NEW YORK (TheStreet) -- As I explained Wednesday, too many people hang on to old and tired beliefs simply to maintain emotional comfort.You (not you!, but you in general) have a view of how things ought to be. In Amazon.com's ( AMZN) case, maybe you suffer from 1999-2000 related post-traumatic stress. When you look at a P/E ratio of 3,247, you can't think anything but conventional thoughts. Your head will not wrap around a bull case that includes a lofty valuation, thin margins and weak -- sometimes non-existent and certainly not consistent -- profits. There's no changing your mind; the situation simply should not exist and, over time, it's not possible for it to persist.

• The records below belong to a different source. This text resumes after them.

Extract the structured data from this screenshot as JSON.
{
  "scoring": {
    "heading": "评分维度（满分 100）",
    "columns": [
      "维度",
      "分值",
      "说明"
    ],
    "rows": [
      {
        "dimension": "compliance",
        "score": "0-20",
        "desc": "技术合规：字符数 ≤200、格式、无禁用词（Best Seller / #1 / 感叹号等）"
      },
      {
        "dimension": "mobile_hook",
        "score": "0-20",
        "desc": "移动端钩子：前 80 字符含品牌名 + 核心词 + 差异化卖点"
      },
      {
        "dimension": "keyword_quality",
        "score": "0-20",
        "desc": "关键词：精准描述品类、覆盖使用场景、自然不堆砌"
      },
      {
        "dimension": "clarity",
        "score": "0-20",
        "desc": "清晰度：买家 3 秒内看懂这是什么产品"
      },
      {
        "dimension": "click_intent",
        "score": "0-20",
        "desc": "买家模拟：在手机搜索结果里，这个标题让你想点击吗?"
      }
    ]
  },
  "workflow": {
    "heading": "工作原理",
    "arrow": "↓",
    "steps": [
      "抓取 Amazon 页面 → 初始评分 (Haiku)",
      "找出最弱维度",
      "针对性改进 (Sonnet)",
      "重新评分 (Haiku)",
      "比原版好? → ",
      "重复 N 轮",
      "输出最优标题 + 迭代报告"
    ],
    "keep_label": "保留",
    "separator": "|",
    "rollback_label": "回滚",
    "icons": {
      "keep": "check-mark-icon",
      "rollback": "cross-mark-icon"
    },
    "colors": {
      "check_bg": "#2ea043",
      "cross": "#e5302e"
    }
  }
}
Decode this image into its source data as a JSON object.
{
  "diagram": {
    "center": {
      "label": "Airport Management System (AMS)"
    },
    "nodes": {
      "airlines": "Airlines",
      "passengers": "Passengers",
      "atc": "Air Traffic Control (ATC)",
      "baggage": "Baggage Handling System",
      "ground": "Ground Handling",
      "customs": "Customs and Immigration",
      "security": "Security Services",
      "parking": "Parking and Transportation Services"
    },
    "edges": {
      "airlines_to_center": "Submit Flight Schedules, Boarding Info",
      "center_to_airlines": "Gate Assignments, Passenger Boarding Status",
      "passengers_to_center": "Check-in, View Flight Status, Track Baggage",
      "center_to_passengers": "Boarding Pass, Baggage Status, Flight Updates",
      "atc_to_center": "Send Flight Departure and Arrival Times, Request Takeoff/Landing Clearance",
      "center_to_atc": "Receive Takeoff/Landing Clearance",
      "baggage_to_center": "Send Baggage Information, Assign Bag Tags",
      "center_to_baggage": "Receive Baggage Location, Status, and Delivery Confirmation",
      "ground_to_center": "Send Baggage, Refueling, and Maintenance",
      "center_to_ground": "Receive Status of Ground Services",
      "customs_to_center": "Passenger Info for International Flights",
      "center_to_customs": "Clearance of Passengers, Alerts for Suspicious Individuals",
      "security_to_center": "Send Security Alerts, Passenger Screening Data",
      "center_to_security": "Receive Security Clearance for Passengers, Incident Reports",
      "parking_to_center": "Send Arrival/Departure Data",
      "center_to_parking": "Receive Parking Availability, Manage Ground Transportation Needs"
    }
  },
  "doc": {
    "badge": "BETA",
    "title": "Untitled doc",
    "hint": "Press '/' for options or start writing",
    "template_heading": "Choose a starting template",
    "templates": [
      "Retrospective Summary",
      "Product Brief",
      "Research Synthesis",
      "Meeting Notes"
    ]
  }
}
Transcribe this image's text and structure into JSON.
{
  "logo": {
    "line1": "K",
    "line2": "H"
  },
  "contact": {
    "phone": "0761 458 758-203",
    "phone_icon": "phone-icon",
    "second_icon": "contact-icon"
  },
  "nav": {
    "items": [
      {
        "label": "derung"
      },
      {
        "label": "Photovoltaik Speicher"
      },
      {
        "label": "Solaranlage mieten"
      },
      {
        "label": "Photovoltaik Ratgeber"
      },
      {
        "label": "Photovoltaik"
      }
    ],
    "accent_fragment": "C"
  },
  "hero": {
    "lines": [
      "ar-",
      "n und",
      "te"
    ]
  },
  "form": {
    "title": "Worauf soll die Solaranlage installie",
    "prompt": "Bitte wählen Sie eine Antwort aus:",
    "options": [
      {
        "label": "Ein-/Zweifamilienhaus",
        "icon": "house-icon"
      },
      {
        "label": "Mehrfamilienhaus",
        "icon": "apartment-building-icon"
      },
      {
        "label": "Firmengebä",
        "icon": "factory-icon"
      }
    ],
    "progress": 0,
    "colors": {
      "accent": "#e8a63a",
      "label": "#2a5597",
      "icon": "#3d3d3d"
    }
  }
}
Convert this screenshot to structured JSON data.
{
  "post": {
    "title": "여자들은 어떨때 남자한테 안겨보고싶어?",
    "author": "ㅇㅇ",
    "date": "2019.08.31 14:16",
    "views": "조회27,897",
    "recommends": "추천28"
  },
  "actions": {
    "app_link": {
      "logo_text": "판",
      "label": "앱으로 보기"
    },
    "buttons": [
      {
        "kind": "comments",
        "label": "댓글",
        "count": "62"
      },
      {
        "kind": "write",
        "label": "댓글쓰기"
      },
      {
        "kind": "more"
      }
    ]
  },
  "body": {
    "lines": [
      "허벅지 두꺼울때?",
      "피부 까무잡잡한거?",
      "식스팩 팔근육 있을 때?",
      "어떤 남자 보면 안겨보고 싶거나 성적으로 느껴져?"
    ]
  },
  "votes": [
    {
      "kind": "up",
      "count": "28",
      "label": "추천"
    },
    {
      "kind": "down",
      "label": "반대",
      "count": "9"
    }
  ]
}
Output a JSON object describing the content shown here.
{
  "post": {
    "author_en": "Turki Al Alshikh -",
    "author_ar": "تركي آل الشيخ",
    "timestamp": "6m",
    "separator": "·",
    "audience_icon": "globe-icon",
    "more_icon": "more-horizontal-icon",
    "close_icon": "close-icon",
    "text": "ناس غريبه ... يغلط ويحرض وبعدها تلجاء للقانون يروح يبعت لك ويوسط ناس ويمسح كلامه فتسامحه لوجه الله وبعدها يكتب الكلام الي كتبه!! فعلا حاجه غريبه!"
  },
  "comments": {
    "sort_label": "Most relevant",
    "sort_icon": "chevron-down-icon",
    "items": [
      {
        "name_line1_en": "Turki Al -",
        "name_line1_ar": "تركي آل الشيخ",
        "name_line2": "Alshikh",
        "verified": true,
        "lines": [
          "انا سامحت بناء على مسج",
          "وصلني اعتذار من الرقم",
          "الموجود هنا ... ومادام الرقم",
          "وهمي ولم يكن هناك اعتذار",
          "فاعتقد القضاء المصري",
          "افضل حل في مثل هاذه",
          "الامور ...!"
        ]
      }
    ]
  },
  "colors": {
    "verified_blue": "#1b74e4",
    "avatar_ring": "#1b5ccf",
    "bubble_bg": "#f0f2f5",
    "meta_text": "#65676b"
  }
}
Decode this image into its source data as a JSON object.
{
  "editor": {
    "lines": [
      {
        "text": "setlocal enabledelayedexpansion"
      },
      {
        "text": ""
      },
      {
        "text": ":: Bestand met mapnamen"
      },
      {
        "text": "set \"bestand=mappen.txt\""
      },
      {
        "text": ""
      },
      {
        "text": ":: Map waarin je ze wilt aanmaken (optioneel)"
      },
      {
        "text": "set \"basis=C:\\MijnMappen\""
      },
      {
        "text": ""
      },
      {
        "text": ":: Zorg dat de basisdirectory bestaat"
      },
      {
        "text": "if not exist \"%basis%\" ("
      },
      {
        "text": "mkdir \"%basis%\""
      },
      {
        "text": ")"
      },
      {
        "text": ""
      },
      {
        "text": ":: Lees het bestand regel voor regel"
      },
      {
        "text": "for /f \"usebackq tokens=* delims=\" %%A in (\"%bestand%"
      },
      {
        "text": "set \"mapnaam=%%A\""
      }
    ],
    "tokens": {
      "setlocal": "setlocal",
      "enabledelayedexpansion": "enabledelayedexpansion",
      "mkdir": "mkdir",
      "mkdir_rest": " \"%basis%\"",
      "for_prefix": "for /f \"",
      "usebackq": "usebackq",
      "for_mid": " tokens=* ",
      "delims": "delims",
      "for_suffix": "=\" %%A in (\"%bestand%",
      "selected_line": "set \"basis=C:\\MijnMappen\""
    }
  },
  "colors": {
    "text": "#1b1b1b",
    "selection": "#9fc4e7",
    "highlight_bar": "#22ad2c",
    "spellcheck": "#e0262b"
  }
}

When challenged, a refusal to consider information contrary to your worldview kicks in. That leads to comfortable comparisons. Like the one a guy made on Twitter @Rocco_TheStreet: Point to one other company that has continued to rise in value without EPS growth AT SOME POINT. Generalizations like that make intuitive sense. They sound good at first glance. But, as is inherent with a generalization, it ignores situational nuance. Often, this doesn't matter. However, in the most dynamic and specific cases, generalization portends ignorance. You (again, not you!) adhere to the comfortable view, rely on that lens to see the world and miss crucial points, such as why AMZN deserves a hyper-multiple and why Facebook ( FB) will follow in its footsteps. Pull one theme from Facebook's post- earnings release movement (the stock dropped and recovered very much like AMZN does) and Q4 conference call: Investors have confidence in Facebook management (there might not be a better team than Mark Zuckerberg and Sheryl Sandberg) and its ability to seize the company's massive long-term opportunity. If Amazon is in the seventh-inning stretch (of a game that's certain to go into extra innings) vis-a-vis e-commerce dominance, Facebook is batting around the order in the top of the second. Think of Facebook as where Amazon was in early 2002. To understand -- conceptually, theoretically and practically -- why you need to treat these types of companies (and there are not many of them) differently, it's best to focus on Amazon.
All I can chalk the persistent bearishness and repeated references to valuation-related bubbles up to is a lack of appreciation for Amazon's enormous opportunity. Skeptics just do not appreciate the magnitude; in fact, many lack basic understanding of it. As I did in the article linked earlier, I often return to a 1999 Jeff Bezos interview where the Amazon CEO expressed, in so many words, his willingness to sacrifice short-term metrics in pursuit of long-term opportunity. As long as that opportunity exists, Amazon will spend aggressively. That's essentially what Facebook executives said Wednesday, telling the crowd that as they further ramp up the business in 2013, profits take a back seat to growth. Back in the early 2000's into the middle part of the decade, Amazon focused squarely on creating the e-commerce space and cementing it as a, if not the major player in retail. It transformed book selling while it was at it. As these spaces continue to mature, new opportunities emerge with Amazon hyper-focused on extending market share and driving revenue. To stop spending on fulfillment centers or slow down digital efforts would cede the market share that remains up for grabs and, quite possibly, open Amazon up to a loss of control in the broad e-commerce space. Amazon, like Facebook, has no choice but to spend to further strengthen its hold. If these companies did anything but, investors should revolt. There will be a time to focus more intently on profitability, but that time simply cannot come during a period of rapid market expansion.
We -- us humans -- tend to measure everything in an instant. We expect most things to happen the way they go down on television, a medium that helped create and masterfully captures short attention spans. Now, we tap a touchscreen and get what we want instantly. That's great, but it clouds our view of how things sometimes shake out in the world. Generational trends and once-in-a-lifetime transformations do not begin and end overnight. What we're seeing in spaces such as e-commerce and social media qualify as pretty damn big. If you see irrationality in a stock such as AMZN (or, to a lesser extent, FB), try to trade the urge for instant gratification for something closer to the sensibility of a geologist who thinks in large chunks of time, such as centuries, not years or even decades. Follow @rocco_thestreet -- Written by Rocco Pendola in Santa Monica, Calif.